mz_bs01_300I can easily understand Alex Gross’s complaint with the Seattle zoo where he takes his son in James Patterson’s novel London Bridges since my family and I have faced similar problems during our visits to zoos in Katraj (Pune, India), Cologne and Stuttgart (both in Germany), and Colchester and London (both in the UK). Like these zoos, the one in Seattle uses the natural habitat format where animals are not locked up in cages and can instead roam around in large expanses of wooded lands resembling forests. However, people eager to see animals often return disappointed from their trips to natural habitat  zoos since animals who are free to roam around make full use of their freedom and regularly stray away from the viewing areas where visitors wait eagerly – and often in vain – to view them.

This problem is acutely magnified in wildlife sanctuaries. During a trip to Mudumalai wildlife sanctuary located at the border of Tamilnadu, Karnataka and Kerala – three south Indian states, for the uninitiated – last year, we were disappointed at not being able to see a single tiger for which this sanctuary is renowned. Forest officials assured us that there were enough tigers in the sanctuary, only that they were roaming around somewhere beyond the trails covered by the official bus tour.

mz_wt01_300In sharp contrast, the Mysore Zoo strikes the right balance between the cage and natural habitat formats. Where there are cages, they are large and afford plenty of space for the animals to move around. Whereas dwellings resembling natural habitats are compact enough so that people can still manage to get a glimpse of their favorite animals.

What’s more, people who know the terms “black swan” and “white tiger” only as metaphors for rare events will be pleasantly surprised to spot these rare animals in flesh and blood at the Mysore zoo – the former waddling around peacefully in a compact pond and the latter roaring around friskily in a large cage.

Season’s Greetings!

Friday, January 1st, 2010

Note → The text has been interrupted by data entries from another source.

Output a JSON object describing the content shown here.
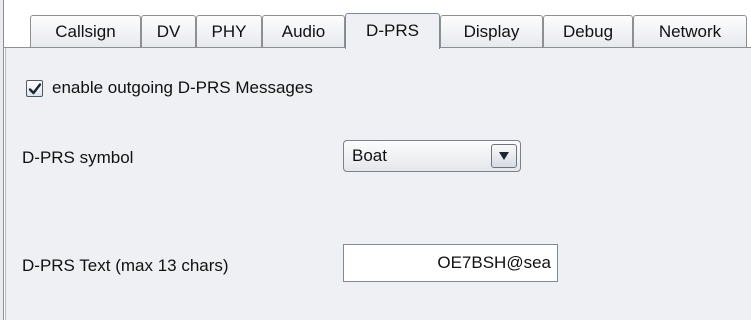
{
  "tabs": [
    {
      "label": "Callsign",
      "active": false
    },
    {
      "label": "DV",
      "active": false
    },
    {
      "label": "PHY",
      "active": false
    },
    {
      "label": "Audio",
      "active": false
    },
    {
      "label": "D-PRS",
      "active": true
    },
    {
      "label": "Display",
      "active": false
    },
    {
      "label": "Debug",
      "active": false
    },
    {
      "label": "Network",
      "active": false
    }
  ],
  "dprs": {
    "enable_checkbox": {
      "label": "enable outgoing D-PRS Messages",
      "checked": true,
      "icon": "check-icon"
    },
    "symbol": {
      "label": "D-PRS symbol",
      "value": "Boat",
      "dropdown_icon": "triangle-down-icon"
    },
    "text": {
      "label": "D-PRS Text (max 13 chars)",
      "value": "OE7BSH@sea"
    }
  },
  "colors": {
    "panel_background": "#eef0f3",
    "tab_border": "#8e8f8f"
  }
}
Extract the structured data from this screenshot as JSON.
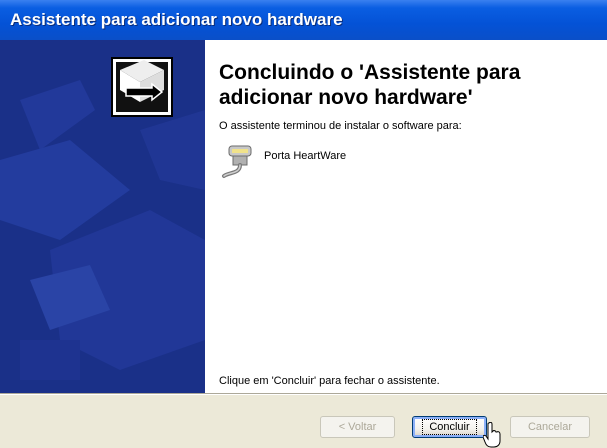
{
  "window": {
    "title": "Assistente para adicionar novo hardware"
  },
  "content": {
    "heading": "Concluindo o 'Assistente para adicionar novo hardware'",
    "subtitle": "O assistente terminou de instalar o software para:",
    "device": {
      "name": "Porta HeartWare",
      "icon": "serial-port-icon"
    },
    "finish_message": "Clique em 'Concluir' para fechar o assistente."
  },
  "buttons": {
    "back": {
      "label": "< Voltar",
      "enabled": false
    },
    "finish": {
      "label": "Concluir",
      "enabled": true,
      "default": true
    },
    "cancel": {
      "label": "Cancelar",
      "enabled": false
    }
  },
  "colors": {
    "titlebar": "#0452d6",
    "sidebar": "#1a3088",
    "buttonbar": "#ece9d8"
  },
  "cursor": {
    "icon": "hand-pointer-icon"
  }
}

Talk of Many Things wishes its readers a Merry Christmas and a Happy New Year 2010.

Apart from WordPress on whose popular blogging platform this blog is built, let me thank two tools that have helped enrich Talk of Many Things.

IrfanView01_200One is IrfanView, which has helped greatly toward the processing of almost all pictures that appear on this blog. Over the years, I’ve dabbled with all kinds of graphics packages, ranging from the open source GIMP to advanced and expensive ones like Corel Draw. I’ve found all of them uniformly too complex for the novice user and have given up soon after starting to use them. But not IrfanView. It’s extremely simple to use while being adequately powerful for all everyday needs. 

AddThis01The other is AddThis, the small bookmarking button you see at the bottom of every post in Talk of Many Things and in thousands of other websites. AddThis is a simple, free widget that allows readers to conveniently bookmark and share the web page they’re reading on Digg,, Facebook, LinkedIN, Twitter and over 200 other popular bookmarking and social networking services with a single mouse-click. Readers can also email and print any web page using AddThis. And, unlike the mailto tag based email links that you find on many websites, AddThis comes with its own email sending functionality and does not need any desktop email client like Outlook Express on your PC.

Although most users would find IrfanView and AddThis worth paying for, they’re both free. In the absence of a license fee, I hope they have some other revenue model that ensures their continued viability – I for one wouldn’t want to see them folding up.

Thank you for your continued interest in Talk of Many Things and look forward to staying in touch through 2010.